***** DATA EXTRACT *****

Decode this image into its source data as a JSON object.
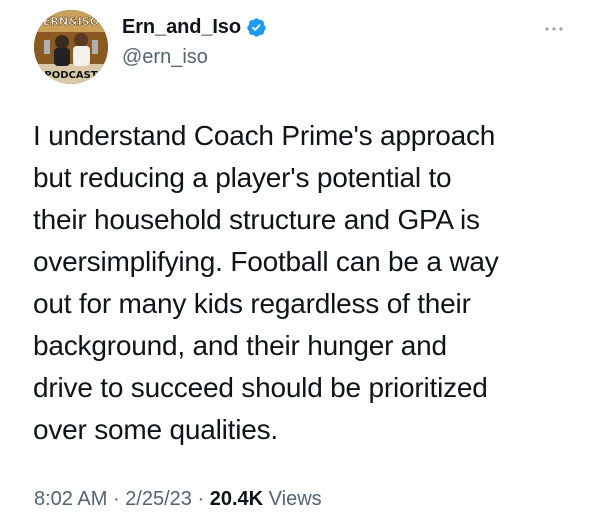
{
  "author": {
    "display_name": "Ern_and_Iso",
    "handle": "@ern_iso",
    "verified": true,
    "avatar": {
      "top_text": "ERN&ISO",
      "bottom_text": "PODCAST"
    }
  },
  "tweet": {
    "text_lines": [
      "I understand Coach Prime's approach",
      "but reducing a player's potential to",
      "their household structure and GPA is",
      "oversimplifying. Football can be a way",
      "out for many kids regardless of their",
      "background, and their hunger and",
      "drive to succeed should be prioritized",
      "over some qualities."
    ],
    "time": "8:02 AM",
    "date": "2/25/23",
    "separator": "·",
    "views_count": "20.4K",
    "views_label": "Views"
  },
  "icons": {
    "verified": "verified-badge-icon",
    "more": "more-options-icon"
  },
  "colors": {
    "text_primary": "#0f1419",
    "text_secondary": "#536471",
    "verified_blue": "#1d9bf0"
  }
}
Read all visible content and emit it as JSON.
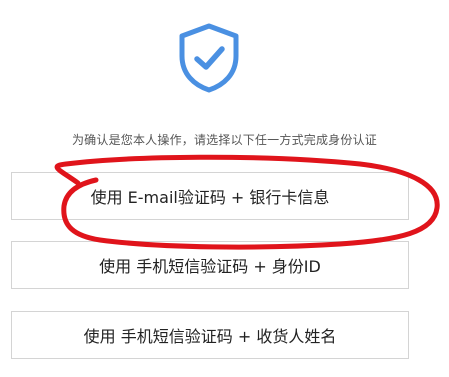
{
  "icon": {
    "name": "shield-check-icon",
    "color": "#4a90e2"
  },
  "prompt": "为确认是您本人操作，请选择以下任一方式完成身份认证",
  "options": [
    {
      "label": "使用 E-mail验证码 + 银行卡信息"
    },
    {
      "label": "使用 手机短信验证码 + 身份ID"
    },
    {
      "label": "使用 手机短信验证码 + 收货人姓名"
    }
  ],
  "annotation": {
    "color": "#e0141b"
  }
}
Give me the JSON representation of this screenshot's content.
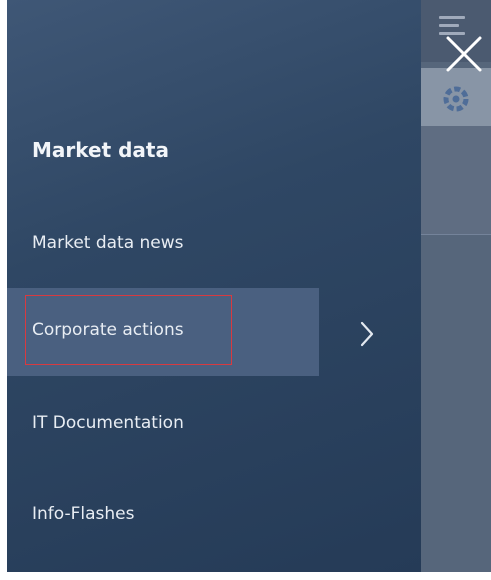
{
  "menu": {
    "heading": "Market data",
    "items": [
      {
        "label": "Market data news",
        "active": false
      },
      {
        "label": "Corporate actions",
        "active": true,
        "has_submenu": true
      },
      {
        "label": "IT Documentation",
        "active": false
      },
      {
        "label": "Info-Flashes",
        "active": false
      }
    ]
  },
  "icons": {
    "close": "close-icon",
    "submenu": "chevron-right-icon",
    "menu": "hamburger-icon",
    "gear": "gear-icon"
  },
  "colors": {
    "drawer_bg": "#2f4764",
    "active_item_bg": "#4a6080",
    "highlight_border": "#d83a40",
    "text": "#e8edf3"
  }
}
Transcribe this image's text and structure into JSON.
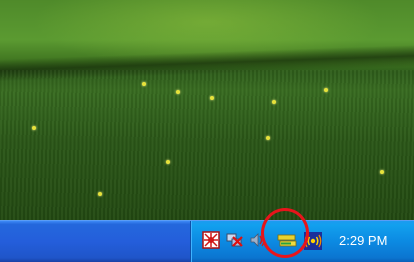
{
  "taskbar": {
    "clock": "2:29 PM"
  },
  "tray_icons": [
    {
      "name": "antivirus-icon"
    },
    {
      "name": "network-disconnected-icon"
    },
    {
      "name": "volume-icon"
    },
    {
      "name": "safely-remove-hardware-icon"
    },
    {
      "name": "wireless-network-icon"
    }
  ],
  "colors": {
    "taskbar_blue": "#245edb",
    "tray_blue": "#0c8ae2",
    "highlight_red": "#e8141b"
  }
}
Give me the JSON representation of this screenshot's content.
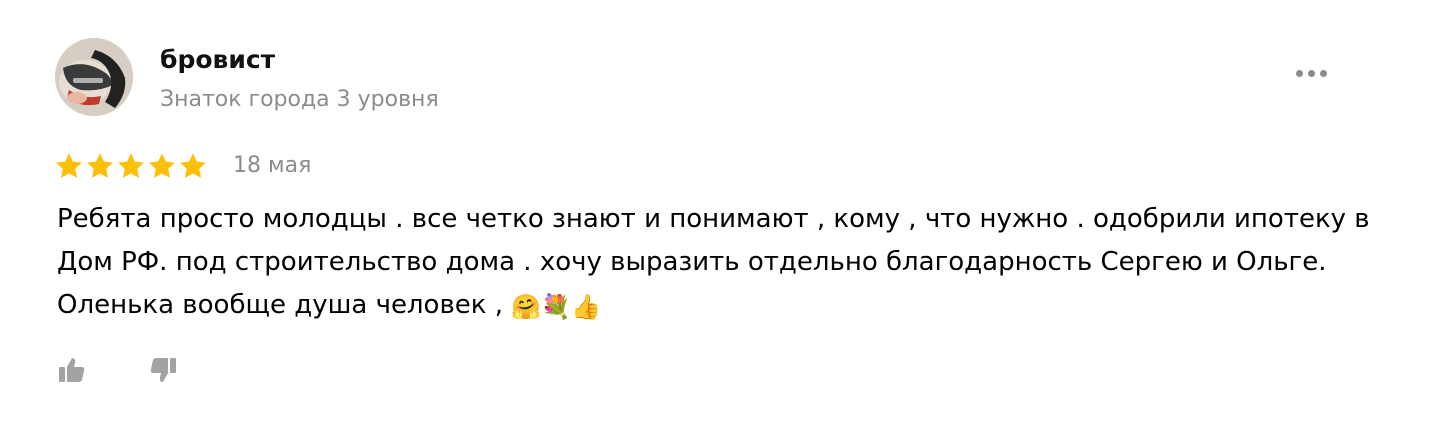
{
  "review": {
    "author": {
      "name": "бровист",
      "level": "Знаток города 3 уровня"
    },
    "rating": 5,
    "rating_color": "#fcc00b",
    "date": "18 мая",
    "text": "Ребята просто молодцы . все четко знают и понимают , кому , что нужно . одобрили ипотеку в Дом РФ. под строительство дома . хочу выразить отдельно благодарность Сергею и Ольге. Оленька вообще душа человек ,",
    "text_emojis": "🤗💐👍"
  },
  "icons": {
    "more": "more-dots-icon",
    "like": "thumbs-up-icon",
    "dislike": "thumbs-down-icon"
  }
}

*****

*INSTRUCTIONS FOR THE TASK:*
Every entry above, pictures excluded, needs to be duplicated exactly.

*YOUR SOLUTION:*
Decode this image into its source data as a JSON object.
{
  "author": {
    "display_name": "Ern_and_Iso",
    "handle": "@ern_iso",
    "verified": true,
    "avatar": {
      "top_text": "ERN&ISO",
      "bottom_text": "PODCAST"
    }
  },
  "tweet": {
    "text_lines": [
      "I understand Coach Prime's approach",
      "but reducing a player's potential to",
      "their household structure and GPA is",
      "oversimplifying. Football can be a way",
      "out for many kids regardless of their",
      "background, and their hunger and",
      "drive to succeed should be prioritized",
      "over some qualities."
    ],
    "time": "8:02 AM",
    "date": "2/25/23",
    "separator": "·",
    "views_count": "20.4K",
    "views_label": "Views"
  },
  "icons": {
    "verified": "verified-badge-icon",
    "more": "more-options-icon"
  },
  "colors": {
    "text_primary": "#0f1419",
    "text_secondary": "#536471",
    "verified_blue": "#1d9bf0"
  }
}
Read all visible content and emit it as JSON.
{
  "icon": {
    "name": "shield-check-icon",
    "color": "#4a90e2"
  },
  "prompt": "为确认是您本人操作，请选择以下任一方式完成身份认证",
  "options": [
    {
      "label": "使用 E-mail验证码 + 银行卡信息"
    },
    {
      "label": "使用 手机短信验证码 + 身份ID"
    },
    {
      "label": "使用 手机短信验证码 + 收货人姓名"
    }
  ],
  "annotation": {
    "color": "#e0141b"
  }
}
Give me the JSON representation of this screenshot's content.
{
  "menu": {
    "heading": "Market data",
    "items": [
      {
        "label": "Market data news",
        "active": false
      },
      {
        "label": "Corporate actions",
        "active": true,
        "has_submenu": true
      },
      {
        "label": "IT Documentation",
        "active": false
      },
      {
        "label": "Info-Flashes",
        "active": false
      }
    ]
  },
  "icons": {
    "close": "close-icon",
    "submenu": "chevron-right-icon",
    "menu": "hamburger-icon",
    "gear": "gear-icon"
  },
  "colors": {
    "drawer_bg": "#2f4764",
    "active_item_bg": "#4a6080",
    "highlight_border": "#d83a40",
    "text": "#e8edf3"
  }
}
Transcribe this image's text and structure into JSON.
{
  "taskbar": {
    "clock": "2:29 PM"
  },
  "tray_icons": [
    {
      "name": "antivirus-icon"
    },
    {
      "name": "network-disconnected-icon"
    },
    {
      "name": "volume-icon"
    },
    {
      "name": "safely-remove-hardware-icon"
    },
    {
      "name": "wireless-network-icon"
    }
  ],
  "colors": {
    "taskbar_blue": "#245edb",
    "tray_blue": "#0c8ae2",
    "highlight_red": "#e8141b"
  }
}
Give me the JSON representation of this screenshot's content.
{
  "review": {
    "author": {
      "name": "бровист",
      "level": "Знаток города 3 уровня"
    },
    "rating": 5,
    "rating_color": "#fcc00b",
    "date": "18 мая",
    "text": "Ребята просто молодцы . все четко знают и понимают , кому , что нужно . одобрили ипотеку в Дом РФ. под строительство дома . хочу выразить отдельно благодарность Сергею и Ольге. Оленька вообще душа человек ,",
    "text_emojis": "🤗💐👍"
  },
  "icons": {
    "more": "more-dots-icon",
    "like": "thumbs-up-icon",
    "dislike": "thumbs-down-icon"
  }
}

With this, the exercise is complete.